Problem details
If a line in the entries includes "JSON", show that line.

Website and app data records
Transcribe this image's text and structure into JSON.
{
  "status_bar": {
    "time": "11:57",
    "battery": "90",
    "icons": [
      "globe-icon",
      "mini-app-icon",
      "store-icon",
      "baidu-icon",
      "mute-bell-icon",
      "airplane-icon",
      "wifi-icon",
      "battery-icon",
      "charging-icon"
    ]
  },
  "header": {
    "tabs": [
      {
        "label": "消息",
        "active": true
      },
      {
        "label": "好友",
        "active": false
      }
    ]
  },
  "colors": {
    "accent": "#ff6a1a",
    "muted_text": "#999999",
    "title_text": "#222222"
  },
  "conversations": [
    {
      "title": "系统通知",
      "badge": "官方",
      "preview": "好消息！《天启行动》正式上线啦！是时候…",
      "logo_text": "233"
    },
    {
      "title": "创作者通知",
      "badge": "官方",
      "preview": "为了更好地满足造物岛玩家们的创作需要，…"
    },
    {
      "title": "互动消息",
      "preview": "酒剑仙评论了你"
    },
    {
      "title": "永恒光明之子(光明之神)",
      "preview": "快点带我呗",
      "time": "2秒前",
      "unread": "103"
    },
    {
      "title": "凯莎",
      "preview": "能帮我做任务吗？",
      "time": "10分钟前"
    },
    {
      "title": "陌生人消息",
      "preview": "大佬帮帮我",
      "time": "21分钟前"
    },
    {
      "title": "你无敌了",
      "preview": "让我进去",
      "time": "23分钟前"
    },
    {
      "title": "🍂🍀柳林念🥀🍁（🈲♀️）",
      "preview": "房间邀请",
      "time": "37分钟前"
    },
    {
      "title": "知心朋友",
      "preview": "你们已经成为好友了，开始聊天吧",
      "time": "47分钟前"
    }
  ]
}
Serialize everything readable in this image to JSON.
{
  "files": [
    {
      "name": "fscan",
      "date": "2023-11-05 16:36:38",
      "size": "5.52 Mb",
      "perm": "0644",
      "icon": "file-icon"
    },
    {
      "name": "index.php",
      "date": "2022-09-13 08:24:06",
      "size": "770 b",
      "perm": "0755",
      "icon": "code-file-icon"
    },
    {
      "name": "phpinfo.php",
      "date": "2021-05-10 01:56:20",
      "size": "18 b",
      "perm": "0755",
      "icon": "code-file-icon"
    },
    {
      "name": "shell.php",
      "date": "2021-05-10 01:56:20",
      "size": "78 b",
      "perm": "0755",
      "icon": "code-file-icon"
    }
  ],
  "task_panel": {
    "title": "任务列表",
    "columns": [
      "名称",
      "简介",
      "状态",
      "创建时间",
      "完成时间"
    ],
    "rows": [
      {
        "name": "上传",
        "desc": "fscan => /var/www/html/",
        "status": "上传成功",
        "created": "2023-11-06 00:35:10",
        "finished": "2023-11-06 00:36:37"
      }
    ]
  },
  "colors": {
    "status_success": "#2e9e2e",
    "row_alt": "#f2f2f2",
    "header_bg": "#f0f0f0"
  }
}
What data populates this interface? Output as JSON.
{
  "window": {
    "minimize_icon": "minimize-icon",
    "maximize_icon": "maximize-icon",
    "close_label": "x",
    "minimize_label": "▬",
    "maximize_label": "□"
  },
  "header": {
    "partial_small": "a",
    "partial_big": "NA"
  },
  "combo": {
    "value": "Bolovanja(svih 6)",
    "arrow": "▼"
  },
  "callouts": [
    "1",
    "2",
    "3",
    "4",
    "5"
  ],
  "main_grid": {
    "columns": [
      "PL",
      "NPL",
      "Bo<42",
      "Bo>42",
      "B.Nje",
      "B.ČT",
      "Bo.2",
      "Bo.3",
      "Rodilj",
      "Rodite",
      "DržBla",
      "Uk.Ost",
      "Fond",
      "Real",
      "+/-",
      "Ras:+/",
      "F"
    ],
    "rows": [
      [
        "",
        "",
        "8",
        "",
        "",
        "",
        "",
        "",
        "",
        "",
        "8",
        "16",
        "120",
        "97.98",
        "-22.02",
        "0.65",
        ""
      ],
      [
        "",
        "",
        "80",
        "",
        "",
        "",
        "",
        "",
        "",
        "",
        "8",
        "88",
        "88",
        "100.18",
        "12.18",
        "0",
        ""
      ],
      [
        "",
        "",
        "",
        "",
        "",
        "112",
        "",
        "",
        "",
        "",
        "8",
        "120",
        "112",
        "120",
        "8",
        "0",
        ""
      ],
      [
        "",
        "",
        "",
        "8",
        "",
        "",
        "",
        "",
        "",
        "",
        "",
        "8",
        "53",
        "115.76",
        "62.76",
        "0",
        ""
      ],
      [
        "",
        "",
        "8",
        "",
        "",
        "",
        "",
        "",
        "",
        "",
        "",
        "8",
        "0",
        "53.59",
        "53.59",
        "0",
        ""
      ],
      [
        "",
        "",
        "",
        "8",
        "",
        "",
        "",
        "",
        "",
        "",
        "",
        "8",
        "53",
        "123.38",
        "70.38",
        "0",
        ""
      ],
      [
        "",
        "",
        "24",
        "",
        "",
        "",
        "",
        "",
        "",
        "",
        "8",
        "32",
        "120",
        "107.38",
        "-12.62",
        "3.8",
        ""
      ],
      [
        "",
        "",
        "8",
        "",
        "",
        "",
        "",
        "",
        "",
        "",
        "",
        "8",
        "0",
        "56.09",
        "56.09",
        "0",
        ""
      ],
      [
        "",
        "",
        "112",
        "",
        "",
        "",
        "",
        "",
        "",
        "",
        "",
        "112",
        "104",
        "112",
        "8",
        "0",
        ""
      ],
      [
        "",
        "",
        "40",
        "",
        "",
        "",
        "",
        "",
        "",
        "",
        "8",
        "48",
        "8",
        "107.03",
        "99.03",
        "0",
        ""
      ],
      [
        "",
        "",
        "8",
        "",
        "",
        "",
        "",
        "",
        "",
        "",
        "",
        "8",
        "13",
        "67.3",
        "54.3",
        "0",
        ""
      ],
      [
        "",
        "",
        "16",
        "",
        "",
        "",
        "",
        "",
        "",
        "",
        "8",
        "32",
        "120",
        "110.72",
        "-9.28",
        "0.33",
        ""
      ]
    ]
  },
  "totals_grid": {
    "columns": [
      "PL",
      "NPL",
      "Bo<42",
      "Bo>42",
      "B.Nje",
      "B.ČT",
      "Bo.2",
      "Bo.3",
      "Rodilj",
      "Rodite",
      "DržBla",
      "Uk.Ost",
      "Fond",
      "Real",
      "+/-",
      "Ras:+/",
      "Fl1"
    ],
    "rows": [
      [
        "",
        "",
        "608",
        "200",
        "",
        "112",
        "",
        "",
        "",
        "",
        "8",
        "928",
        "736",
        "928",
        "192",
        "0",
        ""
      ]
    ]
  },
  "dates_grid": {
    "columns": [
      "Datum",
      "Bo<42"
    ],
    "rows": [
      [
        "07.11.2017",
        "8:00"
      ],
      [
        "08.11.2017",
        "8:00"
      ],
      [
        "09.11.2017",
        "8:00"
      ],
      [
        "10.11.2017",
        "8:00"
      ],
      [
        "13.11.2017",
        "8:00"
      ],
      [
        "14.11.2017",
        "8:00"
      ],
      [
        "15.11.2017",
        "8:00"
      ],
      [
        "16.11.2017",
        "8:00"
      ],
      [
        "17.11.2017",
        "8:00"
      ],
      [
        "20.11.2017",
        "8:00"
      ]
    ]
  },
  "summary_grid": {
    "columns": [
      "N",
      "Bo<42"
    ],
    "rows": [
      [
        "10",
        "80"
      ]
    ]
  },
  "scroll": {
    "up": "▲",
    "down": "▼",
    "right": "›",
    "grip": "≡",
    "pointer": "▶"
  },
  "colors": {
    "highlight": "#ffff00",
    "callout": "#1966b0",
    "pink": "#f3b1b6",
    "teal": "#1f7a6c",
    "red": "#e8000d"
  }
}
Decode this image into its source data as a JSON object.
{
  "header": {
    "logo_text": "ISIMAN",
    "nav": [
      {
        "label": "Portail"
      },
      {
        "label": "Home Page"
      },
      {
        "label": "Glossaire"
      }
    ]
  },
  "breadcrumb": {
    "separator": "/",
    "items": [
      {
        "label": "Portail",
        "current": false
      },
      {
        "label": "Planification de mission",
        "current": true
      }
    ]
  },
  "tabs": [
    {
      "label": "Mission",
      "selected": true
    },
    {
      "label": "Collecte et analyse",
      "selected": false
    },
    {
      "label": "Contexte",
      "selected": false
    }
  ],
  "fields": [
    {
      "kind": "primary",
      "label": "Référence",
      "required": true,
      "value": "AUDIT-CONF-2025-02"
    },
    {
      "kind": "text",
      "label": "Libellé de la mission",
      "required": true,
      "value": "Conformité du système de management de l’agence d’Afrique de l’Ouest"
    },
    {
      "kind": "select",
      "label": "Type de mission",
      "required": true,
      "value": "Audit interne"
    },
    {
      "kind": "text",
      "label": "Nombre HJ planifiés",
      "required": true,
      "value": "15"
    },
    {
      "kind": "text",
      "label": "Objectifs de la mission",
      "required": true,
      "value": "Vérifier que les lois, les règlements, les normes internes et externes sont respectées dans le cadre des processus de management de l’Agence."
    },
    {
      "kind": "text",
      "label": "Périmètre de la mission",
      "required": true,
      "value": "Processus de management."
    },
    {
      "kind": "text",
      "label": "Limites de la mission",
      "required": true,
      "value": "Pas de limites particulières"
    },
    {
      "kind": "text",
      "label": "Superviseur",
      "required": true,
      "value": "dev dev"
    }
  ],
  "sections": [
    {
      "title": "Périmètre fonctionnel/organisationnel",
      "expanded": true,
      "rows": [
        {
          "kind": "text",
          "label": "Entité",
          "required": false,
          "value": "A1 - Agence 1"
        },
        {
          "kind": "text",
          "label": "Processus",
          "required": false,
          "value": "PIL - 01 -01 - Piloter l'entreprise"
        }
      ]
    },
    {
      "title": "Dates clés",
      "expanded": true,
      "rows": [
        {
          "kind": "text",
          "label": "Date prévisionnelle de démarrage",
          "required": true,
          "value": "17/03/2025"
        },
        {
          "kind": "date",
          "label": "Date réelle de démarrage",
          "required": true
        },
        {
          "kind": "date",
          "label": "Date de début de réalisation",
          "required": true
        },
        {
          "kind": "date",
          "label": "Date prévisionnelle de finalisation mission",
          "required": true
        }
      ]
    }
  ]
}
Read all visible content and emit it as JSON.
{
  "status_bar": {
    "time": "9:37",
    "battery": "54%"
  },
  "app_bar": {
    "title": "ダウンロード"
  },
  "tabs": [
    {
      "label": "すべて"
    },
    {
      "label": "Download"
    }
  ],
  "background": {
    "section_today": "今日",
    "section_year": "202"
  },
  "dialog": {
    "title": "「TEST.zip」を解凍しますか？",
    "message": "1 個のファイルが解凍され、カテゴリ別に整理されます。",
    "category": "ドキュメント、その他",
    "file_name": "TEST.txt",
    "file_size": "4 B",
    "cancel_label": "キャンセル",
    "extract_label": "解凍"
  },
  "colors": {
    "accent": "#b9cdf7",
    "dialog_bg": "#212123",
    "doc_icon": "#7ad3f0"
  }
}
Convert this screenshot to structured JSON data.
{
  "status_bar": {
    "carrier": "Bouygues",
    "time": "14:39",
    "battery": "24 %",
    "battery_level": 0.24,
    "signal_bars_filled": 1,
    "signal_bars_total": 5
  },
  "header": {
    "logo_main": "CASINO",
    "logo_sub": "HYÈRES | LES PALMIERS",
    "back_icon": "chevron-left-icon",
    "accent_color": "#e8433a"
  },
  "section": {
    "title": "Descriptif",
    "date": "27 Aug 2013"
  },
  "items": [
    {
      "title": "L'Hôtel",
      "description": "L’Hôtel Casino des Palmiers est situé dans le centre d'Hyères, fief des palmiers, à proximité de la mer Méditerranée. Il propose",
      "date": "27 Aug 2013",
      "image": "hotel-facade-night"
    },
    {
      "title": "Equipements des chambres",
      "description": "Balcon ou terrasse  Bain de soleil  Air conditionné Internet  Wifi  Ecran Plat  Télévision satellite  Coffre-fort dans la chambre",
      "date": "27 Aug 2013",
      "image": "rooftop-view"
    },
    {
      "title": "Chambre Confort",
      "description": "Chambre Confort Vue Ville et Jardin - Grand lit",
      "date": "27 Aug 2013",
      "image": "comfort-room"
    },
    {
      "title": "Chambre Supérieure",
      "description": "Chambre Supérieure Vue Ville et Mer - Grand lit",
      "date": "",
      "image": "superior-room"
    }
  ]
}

Output for this task
Transcribe this image's text and structure into JSON.
Serialize everything readable in this image to JSON.
What data populates this interface? Output as JSON.
Decode this image into its source data as a JSON object.
Read all visible content and emit it as JSON.
Convert this screenshot to structured JSON data.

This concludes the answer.